> _Material provided_
[Start of section]
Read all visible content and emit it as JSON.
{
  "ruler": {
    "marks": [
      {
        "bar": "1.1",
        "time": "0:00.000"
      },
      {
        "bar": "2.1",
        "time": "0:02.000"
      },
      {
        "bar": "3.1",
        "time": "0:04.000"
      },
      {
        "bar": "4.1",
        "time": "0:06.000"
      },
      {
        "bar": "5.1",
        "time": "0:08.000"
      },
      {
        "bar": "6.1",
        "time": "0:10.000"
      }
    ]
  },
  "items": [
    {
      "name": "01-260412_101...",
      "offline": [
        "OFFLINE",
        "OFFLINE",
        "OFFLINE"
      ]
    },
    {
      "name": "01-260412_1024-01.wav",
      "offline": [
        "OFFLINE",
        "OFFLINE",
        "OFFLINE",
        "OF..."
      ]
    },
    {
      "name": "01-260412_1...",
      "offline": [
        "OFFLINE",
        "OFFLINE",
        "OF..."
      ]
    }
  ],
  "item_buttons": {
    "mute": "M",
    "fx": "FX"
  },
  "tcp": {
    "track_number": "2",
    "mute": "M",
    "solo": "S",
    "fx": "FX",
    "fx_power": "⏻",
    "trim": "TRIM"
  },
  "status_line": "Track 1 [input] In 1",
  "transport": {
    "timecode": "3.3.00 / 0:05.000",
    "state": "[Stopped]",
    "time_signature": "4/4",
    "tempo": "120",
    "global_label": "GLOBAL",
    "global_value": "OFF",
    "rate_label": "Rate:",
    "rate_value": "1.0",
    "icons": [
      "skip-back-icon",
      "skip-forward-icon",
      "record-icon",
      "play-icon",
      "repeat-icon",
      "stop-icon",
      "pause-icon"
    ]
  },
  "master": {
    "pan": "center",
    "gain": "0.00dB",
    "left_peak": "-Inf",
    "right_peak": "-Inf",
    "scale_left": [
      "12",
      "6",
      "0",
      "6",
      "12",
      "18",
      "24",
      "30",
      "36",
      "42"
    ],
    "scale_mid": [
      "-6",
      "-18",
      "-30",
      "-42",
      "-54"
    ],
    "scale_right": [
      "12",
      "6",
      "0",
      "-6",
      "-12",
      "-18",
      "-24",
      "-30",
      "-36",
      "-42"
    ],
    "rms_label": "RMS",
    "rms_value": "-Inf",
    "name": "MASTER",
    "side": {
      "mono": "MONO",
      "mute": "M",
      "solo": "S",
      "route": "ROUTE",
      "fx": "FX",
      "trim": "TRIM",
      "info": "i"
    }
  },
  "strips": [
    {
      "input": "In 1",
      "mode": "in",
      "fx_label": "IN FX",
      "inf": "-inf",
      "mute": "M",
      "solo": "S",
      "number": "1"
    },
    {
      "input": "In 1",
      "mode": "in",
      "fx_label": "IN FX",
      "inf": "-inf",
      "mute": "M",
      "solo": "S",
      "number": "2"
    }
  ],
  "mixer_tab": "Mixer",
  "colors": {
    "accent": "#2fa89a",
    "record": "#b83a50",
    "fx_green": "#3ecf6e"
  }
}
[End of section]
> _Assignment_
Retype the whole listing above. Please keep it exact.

> _Task output_
Read all visible content and emit it as JSON.
{
  "ruler": {
    "marks": [
      {
        "bar": "1.1",
        "time": "0:00.000"
      },
      {
        "bar": "2.1",
        "time": "0:02.000"
      },
      {
        "bar": "3.1",
        "time": "0:04.000"
      },
      {
        "bar": "4.1",
        "time": "0:06.000"
      },
      {
        "bar": "5.1",
        "time": "0:08.000"
      },
      {
        "bar": "6.1",
        "time": "0:10.000"
      }
    ]
  },
  "items": [
    {
      "name": "01-260412_101...",
      "offline": [
        "OFFLINE",
        "OFFLINE",
        "OFFLINE"
      ]
    },
    {
      "name": "01-260412_1024-01.wav",
      "offline": [
        "OFFLINE",
        "OFFLINE",
        "OFFLINE",
        "OF..."
      ]
    },
    {
      "name": "01-260412_1...",
      "offline": [
        "OFFLINE",
        "OFFLINE",
        "OF..."
      ]
    }
  ],
  "item_buttons": {
    "mute": "M",
    "fx": "FX"
  },
  "tcp": {
    "track_number": "2",
    "mute": "M",
    "solo": "S",
    "fx": "FX",
    "fx_power": "⏻",
    "trim": "TRIM"
  },
  "status_line": "Track 1 [input] In 1",
  "transport": {
    "timecode": "3.3.00 / 0:05.000",
    "state": "[Stopped]",
    "time_signature": "4/4",
    "tempo": "120",
    "global_label": "GLOBAL",
    "global_value": "OFF",
    "rate_label": "Rate:",
    "rate_value": "1.0",
    "icons": [
      "skip-back-icon",
      "skip-forward-icon",
      "record-icon",
      "play-icon",
      "repeat-icon",
      "stop-icon",
      "pause-icon"
    ]
  },
  "master": {
    "pan": "center",
    "gain": "0.00dB",
    "left_peak": "-Inf",
    "right_peak": "-Inf",
    "scale_left": [
      "12",
      "6",
      "0",
      "6",
      "12",
      "18",
      "24",
      "30",
      "36",
      "42"
    ],
    "scale_mid": [
      "-6",
      "-18",
      "-30",
      "-42",
      "-54"
    ],
    "scale_right": [
      "12",
      "6",
      "0",
      "-6",
      "-12",
      "-18",
      "-24",
      "-30",
      "-36",
      "-42"
    ],
    "rms_label": "RMS",
    "rms_value": "-Inf",
    "name": "MASTER",
    "side": {
      "mono": "MONO",
      "mute": "M",
      "solo": "S",
      "route": "ROUTE",
      "fx": "FX",
      "trim": "TRIM",
      "info": "i"
    }
  },
  "strips": [
    {
      "input": "In 1",
      "mode": "in",
      "fx_label": "IN FX",
      "inf": "-inf",
      "mute": "M",
      "solo": "S",
      "number": "1"
    },
    {
      "input": "In 1",
      "mode": "in",
      "fx_label": "IN FX",
      "inf": "-inf",
      "mute": "M",
      "solo": "S",
      "number": "2"
    }
  ],
  "mixer_tab": "Mixer",
  "colors": {
    "accent": "#2fa89a",
    "record": "#b83a50",
    "fx_green": "#3ecf6e"
  }
}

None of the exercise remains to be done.